What’s micro:bit and what’s its goal?
Yesterday, I received a parcel containing 10 micro:bit cards I ordered online. Micro:bit is a non-profit organization based in the UK, with the objective of making computer science education affordable and approachable to kids. I invite my readers to go and check their website to learn more about their project (microbit.org). In a nutshell, the idea is to allow kids to program the micro:bit cards themselves using a visual programming language (VPL) based on Blockly. Using Blockly, a developer create small programs by assembling blocks of instructions. The rationale for such a user interface is simple: it is more important to learn about concepts than it is to learn a specific programming language.
Micro:bit has known a wide success since its release, and there are several reasons for that. First, it is really cheap. It cost me only 20€ a piece, while some other similar products cost almost tenfold. Then, teachers do not really need any training thanks to the visual programming language. This factor has been long known as a key point in teachers adopting technology in classrooms. And finally, the variety of components implemented on the card allows for plenty of applications.
What’s my interest in these cards?
My interest in these micro:bit cards comes from a research project I work on at ISEP. The idea is to enhance these cards with additional components and to turn them into moving robots. This should allow the robots to interact more easily with their surroundings, and I think this also gives us more opportunities to design interesting learning scenarios. In particular, I am thinking about scenarios in Physics. I want to have children program their robots, and challenge their understandings of some concepts with the behavior of the robot. By working on their algorithms or tweaking some variables, children should also learn basic notions of Computer Science.
Now, I am supervising four ISEP students whom are working on developing a similar web interface implementing a VPL. On my own, I am also looking into Blockly and the process of generating the binary files from blocks. You can check my GitHub repository to know more about the progress of the project. After this bit, I will have to find a way to create custom blocks to program the additional components. Two colleagues of mine are supervising some more students whom are working on the hardware. At the end of the semester, we hope to have a prototypical version of the robot.
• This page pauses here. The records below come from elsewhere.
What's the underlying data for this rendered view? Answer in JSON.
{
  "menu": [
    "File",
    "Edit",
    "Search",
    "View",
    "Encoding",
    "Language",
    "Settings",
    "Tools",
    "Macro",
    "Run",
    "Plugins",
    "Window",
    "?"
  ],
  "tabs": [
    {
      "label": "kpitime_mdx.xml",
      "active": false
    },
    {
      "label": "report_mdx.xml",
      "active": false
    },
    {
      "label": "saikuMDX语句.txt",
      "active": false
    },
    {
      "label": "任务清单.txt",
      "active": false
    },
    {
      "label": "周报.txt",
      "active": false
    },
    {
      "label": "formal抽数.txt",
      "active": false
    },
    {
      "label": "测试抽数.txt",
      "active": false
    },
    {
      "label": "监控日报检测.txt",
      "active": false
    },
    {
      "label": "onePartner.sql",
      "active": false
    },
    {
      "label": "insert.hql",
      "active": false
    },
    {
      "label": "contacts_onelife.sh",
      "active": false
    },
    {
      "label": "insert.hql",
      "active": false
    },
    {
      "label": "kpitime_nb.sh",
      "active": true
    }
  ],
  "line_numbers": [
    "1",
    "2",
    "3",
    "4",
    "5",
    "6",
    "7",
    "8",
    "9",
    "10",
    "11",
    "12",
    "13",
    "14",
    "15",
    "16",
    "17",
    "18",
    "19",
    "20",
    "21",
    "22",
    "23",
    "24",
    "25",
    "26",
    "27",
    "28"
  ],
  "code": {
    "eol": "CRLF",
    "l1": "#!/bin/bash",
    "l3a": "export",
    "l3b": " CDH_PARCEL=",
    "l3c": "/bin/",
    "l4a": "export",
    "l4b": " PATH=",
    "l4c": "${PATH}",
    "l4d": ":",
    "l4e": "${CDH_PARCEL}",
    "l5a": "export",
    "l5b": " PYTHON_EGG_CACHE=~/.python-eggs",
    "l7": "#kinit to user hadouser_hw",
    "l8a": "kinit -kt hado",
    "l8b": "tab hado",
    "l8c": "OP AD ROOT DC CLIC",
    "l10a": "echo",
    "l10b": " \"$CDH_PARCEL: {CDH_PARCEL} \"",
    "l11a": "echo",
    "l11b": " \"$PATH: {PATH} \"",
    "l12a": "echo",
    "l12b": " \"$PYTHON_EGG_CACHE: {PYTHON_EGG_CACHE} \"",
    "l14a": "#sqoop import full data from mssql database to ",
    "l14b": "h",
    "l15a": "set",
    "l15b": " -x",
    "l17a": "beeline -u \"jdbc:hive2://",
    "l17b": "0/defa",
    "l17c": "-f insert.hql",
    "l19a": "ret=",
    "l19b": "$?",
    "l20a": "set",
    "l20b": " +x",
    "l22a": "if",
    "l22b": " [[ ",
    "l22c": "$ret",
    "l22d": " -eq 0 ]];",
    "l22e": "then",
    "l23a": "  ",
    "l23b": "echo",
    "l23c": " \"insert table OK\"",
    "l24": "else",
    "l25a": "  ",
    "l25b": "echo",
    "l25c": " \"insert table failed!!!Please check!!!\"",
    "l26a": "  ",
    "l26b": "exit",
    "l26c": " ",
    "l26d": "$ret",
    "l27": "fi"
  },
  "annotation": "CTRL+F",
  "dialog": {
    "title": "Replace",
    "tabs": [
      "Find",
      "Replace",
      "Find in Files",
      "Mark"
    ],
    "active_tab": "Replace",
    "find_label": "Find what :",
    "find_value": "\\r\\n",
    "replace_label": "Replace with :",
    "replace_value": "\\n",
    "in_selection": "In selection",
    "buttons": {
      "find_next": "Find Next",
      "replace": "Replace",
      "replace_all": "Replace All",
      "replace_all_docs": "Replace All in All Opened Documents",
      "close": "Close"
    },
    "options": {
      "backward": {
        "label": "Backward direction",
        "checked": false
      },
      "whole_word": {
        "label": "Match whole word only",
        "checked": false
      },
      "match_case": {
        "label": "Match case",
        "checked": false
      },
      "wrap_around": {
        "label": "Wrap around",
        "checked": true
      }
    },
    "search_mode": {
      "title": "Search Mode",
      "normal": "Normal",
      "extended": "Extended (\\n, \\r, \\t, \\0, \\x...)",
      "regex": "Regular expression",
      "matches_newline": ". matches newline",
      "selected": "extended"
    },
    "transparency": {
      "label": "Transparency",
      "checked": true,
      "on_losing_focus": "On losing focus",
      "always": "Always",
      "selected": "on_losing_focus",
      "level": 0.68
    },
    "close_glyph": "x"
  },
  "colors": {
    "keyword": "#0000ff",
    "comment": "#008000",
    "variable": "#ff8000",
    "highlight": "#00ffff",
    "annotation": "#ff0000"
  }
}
With these, I want to conduct experiments with children to evaluate the effects of using this system on the learning of CS and Physics knowledge.
I will give some updates as they arrive in future posts.